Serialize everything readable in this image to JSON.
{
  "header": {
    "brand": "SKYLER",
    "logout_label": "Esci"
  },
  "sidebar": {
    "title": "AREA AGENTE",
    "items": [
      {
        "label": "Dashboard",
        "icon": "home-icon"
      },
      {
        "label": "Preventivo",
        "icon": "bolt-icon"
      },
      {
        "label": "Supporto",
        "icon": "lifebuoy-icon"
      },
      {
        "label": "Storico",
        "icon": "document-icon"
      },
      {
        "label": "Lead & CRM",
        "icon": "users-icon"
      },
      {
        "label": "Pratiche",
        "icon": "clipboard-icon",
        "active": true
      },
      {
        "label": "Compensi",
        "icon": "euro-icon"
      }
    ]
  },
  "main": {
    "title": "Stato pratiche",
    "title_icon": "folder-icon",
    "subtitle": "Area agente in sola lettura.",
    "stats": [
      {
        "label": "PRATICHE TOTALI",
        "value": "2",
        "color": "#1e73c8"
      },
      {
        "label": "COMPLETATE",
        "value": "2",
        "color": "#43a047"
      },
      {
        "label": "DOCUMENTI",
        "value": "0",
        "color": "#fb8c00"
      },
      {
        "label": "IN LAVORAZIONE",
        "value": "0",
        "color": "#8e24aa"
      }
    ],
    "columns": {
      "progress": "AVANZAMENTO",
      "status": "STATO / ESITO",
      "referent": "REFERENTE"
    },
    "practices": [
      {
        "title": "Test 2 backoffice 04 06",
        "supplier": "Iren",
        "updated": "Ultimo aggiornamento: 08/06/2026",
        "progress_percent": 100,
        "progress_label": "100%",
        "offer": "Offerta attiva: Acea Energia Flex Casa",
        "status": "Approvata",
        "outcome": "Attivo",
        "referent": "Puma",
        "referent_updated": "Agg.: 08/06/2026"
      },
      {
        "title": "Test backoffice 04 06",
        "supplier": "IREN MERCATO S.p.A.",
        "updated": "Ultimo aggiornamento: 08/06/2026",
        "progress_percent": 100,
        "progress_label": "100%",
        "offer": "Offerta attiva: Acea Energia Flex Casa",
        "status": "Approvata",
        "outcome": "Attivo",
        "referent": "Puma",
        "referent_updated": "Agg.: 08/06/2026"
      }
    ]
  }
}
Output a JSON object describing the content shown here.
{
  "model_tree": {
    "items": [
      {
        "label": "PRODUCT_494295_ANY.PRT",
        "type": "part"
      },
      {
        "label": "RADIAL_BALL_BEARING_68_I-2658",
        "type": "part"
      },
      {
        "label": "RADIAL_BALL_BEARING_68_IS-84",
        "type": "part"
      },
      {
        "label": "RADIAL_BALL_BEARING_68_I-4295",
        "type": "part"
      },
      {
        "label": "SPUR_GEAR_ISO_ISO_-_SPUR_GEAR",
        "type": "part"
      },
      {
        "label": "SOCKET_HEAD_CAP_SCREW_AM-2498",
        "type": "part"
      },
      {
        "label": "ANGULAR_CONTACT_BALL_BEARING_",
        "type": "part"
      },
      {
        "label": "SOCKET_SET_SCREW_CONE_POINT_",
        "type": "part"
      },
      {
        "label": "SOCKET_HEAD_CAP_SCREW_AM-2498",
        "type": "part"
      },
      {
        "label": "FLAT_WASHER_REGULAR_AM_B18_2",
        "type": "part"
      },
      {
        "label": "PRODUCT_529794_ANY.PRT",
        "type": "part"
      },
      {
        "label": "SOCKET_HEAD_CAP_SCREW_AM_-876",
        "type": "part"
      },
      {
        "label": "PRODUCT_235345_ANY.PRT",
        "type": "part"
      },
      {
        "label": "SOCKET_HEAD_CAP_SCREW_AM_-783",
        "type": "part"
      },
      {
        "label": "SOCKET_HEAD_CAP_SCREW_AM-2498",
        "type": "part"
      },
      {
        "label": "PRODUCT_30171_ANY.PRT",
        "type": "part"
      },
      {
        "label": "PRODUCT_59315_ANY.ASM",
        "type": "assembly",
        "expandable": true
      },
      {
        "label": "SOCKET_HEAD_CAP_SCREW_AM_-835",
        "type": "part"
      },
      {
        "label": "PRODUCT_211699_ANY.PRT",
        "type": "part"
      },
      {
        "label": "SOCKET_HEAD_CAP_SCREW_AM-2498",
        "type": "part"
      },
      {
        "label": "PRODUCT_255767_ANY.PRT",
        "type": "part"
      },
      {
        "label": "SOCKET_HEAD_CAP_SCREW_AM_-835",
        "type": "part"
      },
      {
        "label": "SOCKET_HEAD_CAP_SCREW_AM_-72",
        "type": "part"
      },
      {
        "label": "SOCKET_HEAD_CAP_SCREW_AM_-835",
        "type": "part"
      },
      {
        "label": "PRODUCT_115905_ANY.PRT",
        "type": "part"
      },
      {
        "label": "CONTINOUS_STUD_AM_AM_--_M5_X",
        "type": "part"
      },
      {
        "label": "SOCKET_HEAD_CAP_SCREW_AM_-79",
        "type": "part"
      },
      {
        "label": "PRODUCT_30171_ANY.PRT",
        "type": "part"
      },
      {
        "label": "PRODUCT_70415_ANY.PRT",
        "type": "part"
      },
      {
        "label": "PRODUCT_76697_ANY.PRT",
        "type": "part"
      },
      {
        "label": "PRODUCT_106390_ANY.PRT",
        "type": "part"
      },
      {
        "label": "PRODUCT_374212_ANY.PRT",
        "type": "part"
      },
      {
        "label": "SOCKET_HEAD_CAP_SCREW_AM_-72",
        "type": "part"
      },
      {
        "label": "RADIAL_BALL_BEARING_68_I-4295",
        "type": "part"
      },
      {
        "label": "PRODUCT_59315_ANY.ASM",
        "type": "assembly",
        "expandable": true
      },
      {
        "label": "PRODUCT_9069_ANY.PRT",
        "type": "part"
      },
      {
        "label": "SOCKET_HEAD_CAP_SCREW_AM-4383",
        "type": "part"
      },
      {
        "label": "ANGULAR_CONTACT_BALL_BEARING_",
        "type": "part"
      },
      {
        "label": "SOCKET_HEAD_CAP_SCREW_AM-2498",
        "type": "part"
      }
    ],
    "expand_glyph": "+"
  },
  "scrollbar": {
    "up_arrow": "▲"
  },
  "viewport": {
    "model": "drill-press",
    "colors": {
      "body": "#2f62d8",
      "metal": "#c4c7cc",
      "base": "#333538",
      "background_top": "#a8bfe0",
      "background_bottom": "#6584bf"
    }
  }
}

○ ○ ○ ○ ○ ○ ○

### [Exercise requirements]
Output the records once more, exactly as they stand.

### [Output of the exercise]
Serialize everything readable in this image to JSON.
{
  "header": {
    "brand": "SKYLER",
    "logout_label": "Esci"
  },
  "sidebar": {
    "title": "AREA AGENTE",
    "items": [
      {
        "label": "Dashboard",
        "icon": "home-icon"
      },
      {
        "label": "Preventivo",
        "icon": "bolt-icon"
      },
      {
        "label": "Supporto",
        "icon": "lifebuoy-icon"
      },
      {
        "label": "Storico",
        "icon": "document-icon"
      },
      {
        "label": "Lead & CRM",
        "icon": "users-icon"
      },
      {
        "label": "Pratiche",
        "icon": "clipboard-icon",
        "active": true
      },
      {
        "label": "Compensi",
        "icon": "euro-icon"
      }
    ]
  },
  "main": {
    "title": "Stato pratiche",
    "title_icon": "folder-icon",
    "subtitle": "Area agente in sola lettura.",
    "stats": [
      {
        "label": "PRATICHE TOTALI",
        "value": "2",
        "color": "#1e73c8"
      },
      {
        "label": "COMPLETATE",
        "value": "2",
        "color": "#43a047"
      },
      {
        "label": "DOCUMENTI",
        "value": "0",
        "color": "#fb8c00"
      },
      {
        "label": "IN LAVORAZIONE",
        "value": "0",
        "color": "#8e24aa"
      }
    ],
    "columns": {
      "progress": "AVANZAMENTO",
      "status": "STATO / ESITO",
      "referent": "REFERENTE"
    },
    "practices": [
      {
        "title": "Test 2 backoffice 04 06",
        "supplier": "Iren",
        "updated": "Ultimo aggiornamento: 08/06/2026",
        "progress_percent": 100,
        "progress_label": "100%",
        "offer": "Offerta attiva: Acea Energia Flex Casa",
        "status": "Approvata",
        "outcome": "Attivo",
        "referent": "Puma",
        "referent_updated": "Agg.: 08/06/2026"
      },
      {
        "title": "Test backoffice 04 06",
        "supplier": "IREN MERCATO S.p.A.",
        "updated": "Ultimo aggiornamento: 08/06/2026",
        "progress_percent": 100,
        "progress_label": "100%",
        "offer": "Offerta attiva: Acea Energia Flex Casa",
        "status": "Approvata",
        "outcome": "Attivo",
        "referent": "Puma",
        "referent_updated": "Agg.: 08/06/2026"
      }
    ]
  }
}
Output a JSON object describing the content shown here.
{
  "model_tree": {
    "items": [
      {
        "label": "PRODUCT_494295_ANY.PRT",
        "type": "part"
      },
      {
        "label": "RADIAL_BALL_BEARING_68_I-2658",
        "type": "part"
      },
      {
        "label": "RADIAL_BALL_BEARING_68_IS-84",
        "type": "part"
      },
      {
        "label": "RADIAL_BALL_BEARING_68_I-4295",
        "type": "part"
      },
      {
        "label": "SPUR_GEAR_ISO_ISO_-_SPUR_GEAR",
        "type": "part"
      },
      {
        "label": "SOCKET_HEAD_CAP_SCREW_AM-2498",
        "type": "part"
      },
      {
        "label": "ANGULAR_CONTACT_BALL_BEARING_",
        "type": "part"
      },
      {
        "label": "SOCKET_SET_SCREW_CONE_POINT_",
        "type": "part"
      },
      {
        "label": "SOCKET_HEAD_CAP_SCREW_AM-2498",
        "type": "part"
      },
      {
        "label": "FLAT_WASHER_REGULAR_AM_B18_2",
        "type": "part"
      },
      {
        "label": "PRODUCT_529794_ANY.PRT",
        "type": "part"
      },
      {
        "label": "SOCKET_HEAD_CAP_SCREW_AM_-876",
        "type": "part"
      },
      {
        "label": "PRODUCT_235345_ANY.PRT",
        "type": "part"
      },
      {
        "label": "SOCKET_HEAD_CAP_SCREW_AM_-783",
        "type": "part"
      },
      {
        "label": "SOCKET_HEAD_CAP_SCREW_AM-2498",
        "type": "part"
      },
      {
        "label": "PRODUCT_30171_ANY.PRT",
        "type": "part"
      },
      {
        "label": "PRODUCT_59315_ANY.ASM",
        "type": "assembly",
        "expandable": true
      },
      {
        "label": "SOCKET_HEAD_CAP_SCREW_AM_-835",
        "type": "part"
      },
      {
        "label": "PRODUCT_211699_ANY.PRT",
        "type": "part"
      },
      {
        "label": "SOCKET_HEAD_CAP_SCREW_AM-2498",
        "type": "part"
      },
      {
        "label": "PRODUCT_255767_ANY.PRT",
        "type": "part"
      },
      {
        "label": "SOCKET_HEAD_CAP_SCREW_AM_-835",
        "type": "part"
      },
      {
        "label": "SOCKET_HEAD_CAP_SCREW_AM_-72",
        "type": "part"
      },
      {
        "label": "SOCKET_HEAD_CAP_SCREW_AM_-835",
        "type": "part"
      },
      {
        "label": "PRODUCT_115905_ANY.PRT",
        "type": "part"
      },
      {
        "label": "CONTINOUS_STUD_AM_AM_--_M5_X",
        "type": "part"
      },
      {
        "label": "SOCKET_HEAD_CAP_SCREW_AM_-79",
        "type": "part"
      },
      {
        "label": "PRODUCT_30171_ANY.PRT",
        "type": "part"
      },
      {
        "label": "PRODUCT_70415_ANY.PRT",
        "type": "part"
      },
      {
        "label": "PRODUCT_76697_ANY.PRT",
        "type": "part"
      },
      {
        "label": "PRODUCT_106390_ANY.PRT",
        "type": "part"
      },
      {
        "label": "PRODUCT_374212_ANY.PRT",
        "type": "part"
      },
      {
        "label": "SOCKET_HEAD_CAP_SCREW_AM_-72",
        "type": "part"
      },
      {
        "label": "RADIAL_BALL_BEARING_68_I-4295",
        "type": "part"
      },
      {
        "label": "PRODUCT_59315_ANY.ASM",
        "type": "assembly",
        "expandable": true
      },
      {
        "label": "PRODUCT_9069_ANY.PRT",
        "type": "part"
      },
      {
        "label": "SOCKET_HEAD_CAP_SCREW_AM-4383",
        "type": "part"
      },
      {
        "label": "ANGULAR_CONTACT_BALL_BEARING_",
        "type": "part"
      },
      {
        "label": "SOCKET_HEAD_CAP_SCREW_AM-2498",
        "type": "part"
      }
    ],
    "expand_glyph": "+"
  },
  "scrollbar": {
    "up_arrow": "▲"
  },
  "viewport": {
    "model": "drill-press",
    "colors": {
      "body": "#2f62d8",
      "metal": "#c4c7cc",
      "base": "#333538",
      "background_top": "#a8bfe0",
      "background_bottom": "#6584bf"
    }
  }
}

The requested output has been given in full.